Implicit both in the nature of the various subcultures that are the thematic of The Kingpins art and their relationship to these is the tendency to confuse ‘signifier with signified in its belief that the clothes which betoken gender also constitute it2, which is an issue they will need to resolve more thoroughly if they are to expand upon rather than operate with prevailing conventions. Historically masquerade and dressing up in general have possessed seditious implications and within Australian history the most obvious example is the transvestism of members of the Kelly gang. Specifically, in the present work, and over numerous of their projects, it is what Peggy Phelan identifies as dressing up’s capacity to function as a ‘means of investigating the politics of culture, knowledge and power’ that continues to animate the best in what the Pins do. 3 This facility remains, as it has always been, cordite detonating the irony bombs, which they use to engage with the privileged redouts in official art that reinforce the privileged visibility of the masculine, whiteness and the heterosexual. Their work continues to playfully propagandise the dominant international style as a form of product placement promoting positions that advocate western rather than multi-polar systems of value.
The Kingpins have argued that drag is an action, a highly cognitive and ultimately empowering strategy for dealing with the pervasive authority of a few select thematic and material models for cultural production emanating in the great metropolitan centres of the north Atlantic arc and imposed elsewhere as the default settings for all forms of creative expression. Whilst to my mind Rhapsody Happens is a flawed work—its parts never convincingly coalesce into a unitary whole—it is also deeply aspirational in its struggle to accommodate alternative and inventive forms of post-colonial mimesis. Quotation and citation are pre-requisites for obtaining curatorial attention so perhaps as John Kelsey remarked in a recent Art Forum ‘a “derivative” contemporary practice could be a kind of black market tactic, a dispersion strategy, a termite like hollowing out from within’.4 The Kingpins continue to develop a highly rhetorical and aestheticised discourse based around accessible forms of cultural critique in response to the elasticity of gender tokens that had hitherto been seen to be immutable. They posit that identity—individual, social and communal—is encountered as performance and therefore best re-represented as a thing ‘staged’ allowing for alternating layers of abstract and imitative characteristics to be deposited on top of the narrative that resists the death of context and the denial of place.

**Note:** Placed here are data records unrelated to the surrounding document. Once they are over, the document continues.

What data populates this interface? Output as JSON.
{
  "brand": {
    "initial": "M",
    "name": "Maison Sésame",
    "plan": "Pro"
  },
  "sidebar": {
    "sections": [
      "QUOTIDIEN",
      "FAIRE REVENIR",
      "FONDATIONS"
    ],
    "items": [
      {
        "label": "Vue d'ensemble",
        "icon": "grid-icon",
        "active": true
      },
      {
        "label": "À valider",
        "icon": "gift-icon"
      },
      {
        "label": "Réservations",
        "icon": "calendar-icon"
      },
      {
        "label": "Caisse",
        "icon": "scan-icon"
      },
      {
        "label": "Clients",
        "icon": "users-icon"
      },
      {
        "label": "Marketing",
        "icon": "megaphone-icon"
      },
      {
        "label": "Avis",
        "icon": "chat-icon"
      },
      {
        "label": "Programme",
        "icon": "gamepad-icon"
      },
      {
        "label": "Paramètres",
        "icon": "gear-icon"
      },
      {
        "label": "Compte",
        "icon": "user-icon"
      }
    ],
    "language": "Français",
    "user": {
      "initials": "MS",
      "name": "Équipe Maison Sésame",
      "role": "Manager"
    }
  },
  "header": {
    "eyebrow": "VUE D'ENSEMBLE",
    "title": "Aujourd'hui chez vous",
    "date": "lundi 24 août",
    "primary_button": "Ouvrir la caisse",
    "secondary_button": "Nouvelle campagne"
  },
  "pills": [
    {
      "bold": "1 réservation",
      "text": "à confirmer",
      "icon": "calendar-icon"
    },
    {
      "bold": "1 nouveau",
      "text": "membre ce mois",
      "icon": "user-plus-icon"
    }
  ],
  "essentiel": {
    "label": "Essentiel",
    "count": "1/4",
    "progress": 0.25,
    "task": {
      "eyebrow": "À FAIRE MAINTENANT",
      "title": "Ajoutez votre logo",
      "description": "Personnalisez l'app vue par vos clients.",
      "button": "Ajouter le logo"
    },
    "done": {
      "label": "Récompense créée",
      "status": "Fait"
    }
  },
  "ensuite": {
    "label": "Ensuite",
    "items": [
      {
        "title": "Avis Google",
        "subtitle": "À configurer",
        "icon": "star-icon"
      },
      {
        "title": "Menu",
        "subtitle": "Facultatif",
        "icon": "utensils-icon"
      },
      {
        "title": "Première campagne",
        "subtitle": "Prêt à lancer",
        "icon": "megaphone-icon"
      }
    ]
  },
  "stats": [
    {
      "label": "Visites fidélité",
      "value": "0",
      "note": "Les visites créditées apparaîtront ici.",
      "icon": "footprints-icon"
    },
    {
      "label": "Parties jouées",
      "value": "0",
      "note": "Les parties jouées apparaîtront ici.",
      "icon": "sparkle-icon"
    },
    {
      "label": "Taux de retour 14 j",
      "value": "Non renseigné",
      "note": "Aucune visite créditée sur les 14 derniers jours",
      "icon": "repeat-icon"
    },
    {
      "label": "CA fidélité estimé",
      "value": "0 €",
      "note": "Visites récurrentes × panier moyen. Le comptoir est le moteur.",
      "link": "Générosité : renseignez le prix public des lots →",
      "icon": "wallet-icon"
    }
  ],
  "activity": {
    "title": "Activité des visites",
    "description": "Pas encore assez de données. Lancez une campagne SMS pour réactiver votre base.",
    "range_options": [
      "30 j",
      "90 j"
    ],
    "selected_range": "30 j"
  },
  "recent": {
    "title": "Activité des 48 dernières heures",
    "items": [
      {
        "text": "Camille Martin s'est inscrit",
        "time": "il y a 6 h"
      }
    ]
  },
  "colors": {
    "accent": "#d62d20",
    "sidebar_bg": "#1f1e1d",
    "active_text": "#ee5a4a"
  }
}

The Kingpins, Rhapsody Happens, 2005. Video installation, Artspace, Sydney. Courtesy the artists and Artspace.
1. Phillip Brophy, Rhapsody Happens, Artspace Visual Arts Centre, Sydney, 2005, unpaginated.
2. Laurence Senelick, The Changing Room–sex, drag and theatre, Routledge, London & New York, 2000, p.2.
3. Peggy Phelan, ‘The Golden Apple: Jenny Livingston’s “Paris is Burning”’, in Unmarked, Routledge, London, p.94.
4. John Kelsey, ‘Russian Front’, Art Forum, April, 2005 p.189.